Radio KCSB-FM Marks 50th Anniversary of the Isla Vista Bank of America Burning with Special Programming in February
KCSB was ordered off the air for days because of news coverage of multiple riots during the IV ‘Year of Rebellion’ (1969-70)
(Santa Barbara, CA) — During the month of February, KCSB-FM has been commemorating the 50th anniversary of the burning of the Bank of America building in Isla Vista with special radio broadcasts of archival audio and interviews with those who witnessed the 1969-70 ‘Year of Rebellion’ in Isla Vista. KCSB’s weekly program “Inside Isla Vista” (5 p.m. Wednesdays) featured accounts from former students who were there, including KCSB News reporters and station management who delivered live coverage from Isla Vista during those turbulent days.
This week, coinciding with the KCSB fund drive, the station will air a conversation with Mick Kronman, who recently retired as Santa Barbara’s harbormaster. Mick was one of the Isla Vista rebels in the streets and did some jail time then. He’ll share memories of those days and describe what his life since then has been about.
On February 25, 1970, activists set fire to the bank during an uprising in which students protested the Vietnam War, poor living conditions and high rents, and other issues. The unrest spanned months. According to witnesses who shared their stories with KCSB, there were three different riots between February and June of 1970. The Bank of America, which was viewed by demonstrators as a symbol of capitalism, became a target for hundreds of student activists.
On Wednesday, 2/19/2020, KCSB aired the radio documentary “There, Where the Bank Burned,” produced by former KCSB programmer and Santa Barbara resident, Tim Owens. The program digs into the KCSB archives and other vintage recordings to feature KCSB News coverage of the Isla Vista riots, the bank burning and recordings depicting police violence against protestors, including the sounds of deputies breaking down apartment doors to arrest the residents living inside.
KCSB News reporters covered the civil disobedience in daily news reports during the ‘Year of Rebellion.’ At one point, allegedly at the urging of law enforcement who claimed KCSB was inciting violence by reporting on the events, a UCSB official ordered KCSB’s student general manager Cyrus Godfrey, to cease broadcasting.
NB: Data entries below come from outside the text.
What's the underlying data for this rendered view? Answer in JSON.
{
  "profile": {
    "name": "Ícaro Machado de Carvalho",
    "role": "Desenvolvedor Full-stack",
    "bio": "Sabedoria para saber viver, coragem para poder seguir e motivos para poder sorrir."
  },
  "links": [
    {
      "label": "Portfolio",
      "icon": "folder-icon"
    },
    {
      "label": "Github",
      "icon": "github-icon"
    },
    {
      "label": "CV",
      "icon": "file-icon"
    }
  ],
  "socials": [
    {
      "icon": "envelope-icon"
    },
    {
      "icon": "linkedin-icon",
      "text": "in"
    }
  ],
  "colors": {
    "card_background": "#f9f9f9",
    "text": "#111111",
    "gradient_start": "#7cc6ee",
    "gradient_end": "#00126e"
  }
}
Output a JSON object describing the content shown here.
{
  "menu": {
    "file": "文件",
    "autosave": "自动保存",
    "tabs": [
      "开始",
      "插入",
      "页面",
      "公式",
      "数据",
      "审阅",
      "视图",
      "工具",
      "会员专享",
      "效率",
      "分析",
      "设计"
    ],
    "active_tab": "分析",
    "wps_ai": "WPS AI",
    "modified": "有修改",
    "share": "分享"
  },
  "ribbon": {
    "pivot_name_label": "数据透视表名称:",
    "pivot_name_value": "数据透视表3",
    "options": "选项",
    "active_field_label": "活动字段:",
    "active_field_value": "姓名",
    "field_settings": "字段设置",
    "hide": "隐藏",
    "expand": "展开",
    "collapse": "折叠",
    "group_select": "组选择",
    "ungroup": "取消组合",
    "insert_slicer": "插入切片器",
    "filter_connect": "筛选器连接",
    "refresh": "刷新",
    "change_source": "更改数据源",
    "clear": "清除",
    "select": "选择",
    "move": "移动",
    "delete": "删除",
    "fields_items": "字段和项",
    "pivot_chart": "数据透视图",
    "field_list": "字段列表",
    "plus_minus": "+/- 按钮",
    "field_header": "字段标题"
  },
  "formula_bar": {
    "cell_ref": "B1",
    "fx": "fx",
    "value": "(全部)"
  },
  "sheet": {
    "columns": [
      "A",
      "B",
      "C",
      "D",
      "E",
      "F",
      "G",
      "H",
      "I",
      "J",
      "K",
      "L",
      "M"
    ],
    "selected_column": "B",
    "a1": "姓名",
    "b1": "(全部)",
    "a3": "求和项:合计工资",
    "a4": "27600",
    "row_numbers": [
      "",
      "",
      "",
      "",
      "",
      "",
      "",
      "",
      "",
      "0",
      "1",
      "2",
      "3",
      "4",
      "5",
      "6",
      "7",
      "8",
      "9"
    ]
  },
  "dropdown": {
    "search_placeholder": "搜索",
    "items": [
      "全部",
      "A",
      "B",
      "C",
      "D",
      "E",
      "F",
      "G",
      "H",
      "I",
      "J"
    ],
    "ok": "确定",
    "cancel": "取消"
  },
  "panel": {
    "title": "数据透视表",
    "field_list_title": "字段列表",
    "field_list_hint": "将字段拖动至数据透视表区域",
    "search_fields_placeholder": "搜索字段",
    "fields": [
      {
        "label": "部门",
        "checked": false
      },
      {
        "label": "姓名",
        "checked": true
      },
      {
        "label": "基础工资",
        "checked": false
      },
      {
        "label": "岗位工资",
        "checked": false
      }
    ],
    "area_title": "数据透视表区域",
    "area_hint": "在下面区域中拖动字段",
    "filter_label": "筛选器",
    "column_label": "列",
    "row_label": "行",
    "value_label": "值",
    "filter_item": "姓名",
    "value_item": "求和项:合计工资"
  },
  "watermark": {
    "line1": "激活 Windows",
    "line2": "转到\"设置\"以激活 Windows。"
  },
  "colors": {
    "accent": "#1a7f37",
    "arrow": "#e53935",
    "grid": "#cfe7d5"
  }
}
As Godfrey remembers, KCSB was forced off the air for a few days.
More information may be found at KCSB.org.